# Stored records:

_ _ _ _ _

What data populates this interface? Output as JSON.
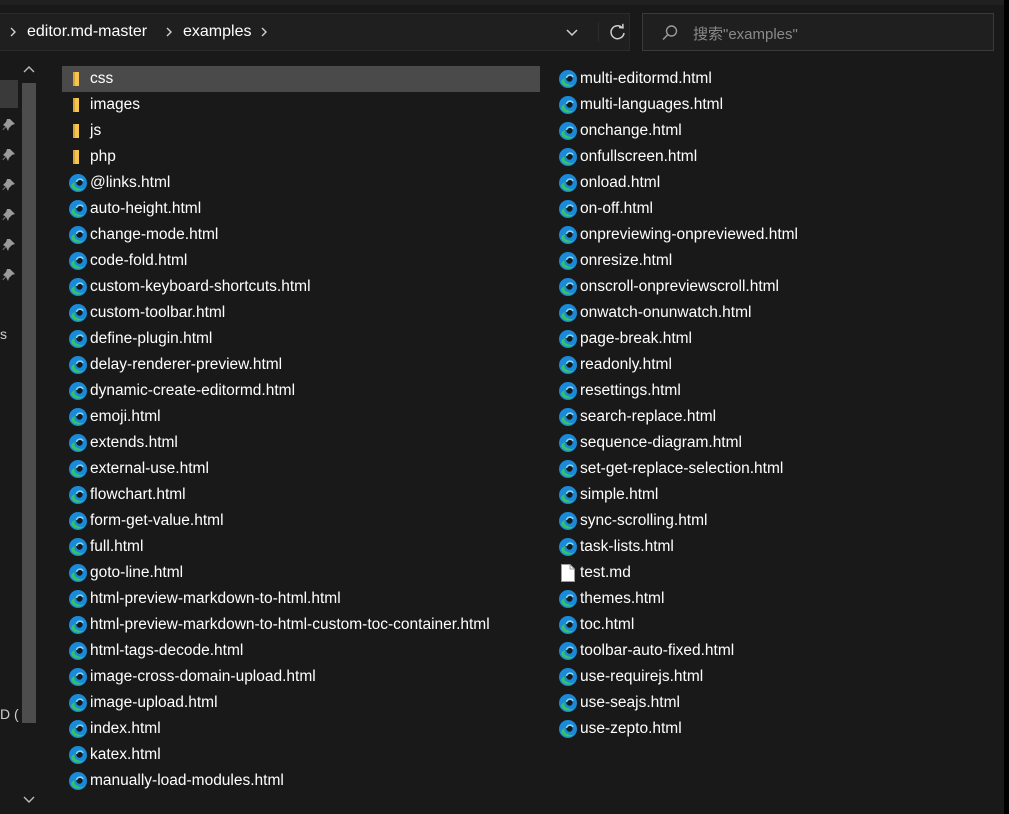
{
  "breadcrumb": [
    "editor.md-master",
    "examples"
  ],
  "search": {
    "placeholder": "搜索\"examples\""
  },
  "nav": {
    "fragments": [
      "s",
      "D ("
    ]
  },
  "colors": {
    "folder": "#f5c451",
    "edge_blue": "#1a8ad8",
    "edge_green": "#35c16a",
    "background": "#191919"
  },
  "files": {
    "column1": [
      {
        "name": "css",
        "type": "folder",
        "selected": true
      },
      {
        "name": "images",
        "type": "folder"
      },
      {
        "name": "js",
        "type": "folder"
      },
      {
        "name": "php",
        "type": "folder"
      },
      {
        "name": "@links.html",
        "type": "html"
      },
      {
        "name": "auto-height.html",
        "type": "html"
      },
      {
        "name": "change-mode.html",
        "type": "html"
      },
      {
        "name": "code-fold.html",
        "type": "html"
      },
      {
        "name": "custom-keyboard-shortcuts.html",
        "type": "html"
      },
      {
        "name": "custom-toolbar.html",
        "type": "html"
      },
      {
        "name": "define-plugin.html",
        "type": "html"
      },
      {
        "name": "delay-renderer-preview.html",
        "type": "html"
      },
      {
        "name": "dynamic-create-editormd.html",
        "type": "html"
      },
      {
        "name": "emoji.html",
        "type": "html"
      },
      {
        "name": "extends.html",
        "type": "html"
      },
      {
        "name": "external-use.html",
        "type": "html"
      },
      {
        "name": "flowchart.html",
        "type": "html"
      },
      {
        "name": "form-get-value.html",
        "type": "html"
      },
      {
        "name": "full.html",
        "type": "html"
      },
      {
        "name": "goto-line.html",
        "type": "html"
      },
      {
        "name": "html-preview-markdown-to-html.html",
        "type": "html"
      },
      {
        "name": "html-preview-markdown-to-html-custom-toc-container.html",
        "type": "html"
      },
      {
        "name": "html-tags-decode.html",
        "type": "html"
      },
      {
        "name": "image-cross-domain-upload.html",
        "type": "html"
      },
      {
        "name": "image-upload.html",
        "type": "html"
      },
      {
        "name": "index.html",
        "type": "html"
      },
      {
        "name": "katex.html",
        "type": "html"
      },
      {
        "name": "manually-load-modules.html",
        "type": "html"
      }
    ],
    "column2": [
      {
        "name": "multi-editormd.html",
        "type": "html"
      },
      {
        "name": "multi-languages.html",
        "type": "html"
      },
      {
        "name": "onchange.html",
        "type": "html"
      },
      {
        "name": "onfullscreen.html",
        "type": "html"
      },
      {
        "name": "onload.html",
        "type": "html"
      },
      {
        "name": "on-off.html",
        "type": "html"
      },
      {
        "name": "onpreviewing-onpreviewed.html",
        "type": "html"
      },
      {
        "name": "onresize.html",
        "type": "html"
      },
      {
        "name": "onscroll-onpreviewscroll.html",
        "type": "html"
      },
      {
        "name": "onwatch-onunwatch.html",
        "type": "html"
      },
      {
        "name": "page-break.html",
        "type": "html"
      },
      {
        "name": "readonly.html",
        "type": "html"
      },
      {
        "name": "resettings.html",
        "type": "html"
      },
      {
        "name": "search-replace.html",
        "type": "html"
      },
      {
        "name": "sequence-diagram.html",
        "type": "html"
      },
      {
        "name": "set-get-replace-selection.html",
        "type": "html"
      },
      {
        "name": "simple.html",
        "type": "html"
      },
      {
        "name": "sync-scrolling.html",
        "type": "html"
      },
      {
        "name": "task-lists.html",
        "type": "html"
      },
      {
        "name": "test.md",
        "type": "file"
      },
      {
        "name": "themes.html",
        "type": "html"
      },
      {
        "name": "toc.html",
        "type": "html"
      },
      {
        "name": "toolbar-auto-fixed.html",
        "type": "html"
      },
      {
        "name": "use-requirejs.html",
        "type": "html"
      },
      {
        "name": "use-seajs.html",
        "type": "html"
      },
      {
        "name": "use-zepto.html",
        "type": "html"
      }
    ]
  }
}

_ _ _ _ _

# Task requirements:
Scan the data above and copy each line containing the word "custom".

# Solution for this task:
        "name": "custom-keyboard-shortcuts.html",
        "name": "custom-toolbar.html",
        "name": "html-preview-markdown-to-html-custom-toc-container.html",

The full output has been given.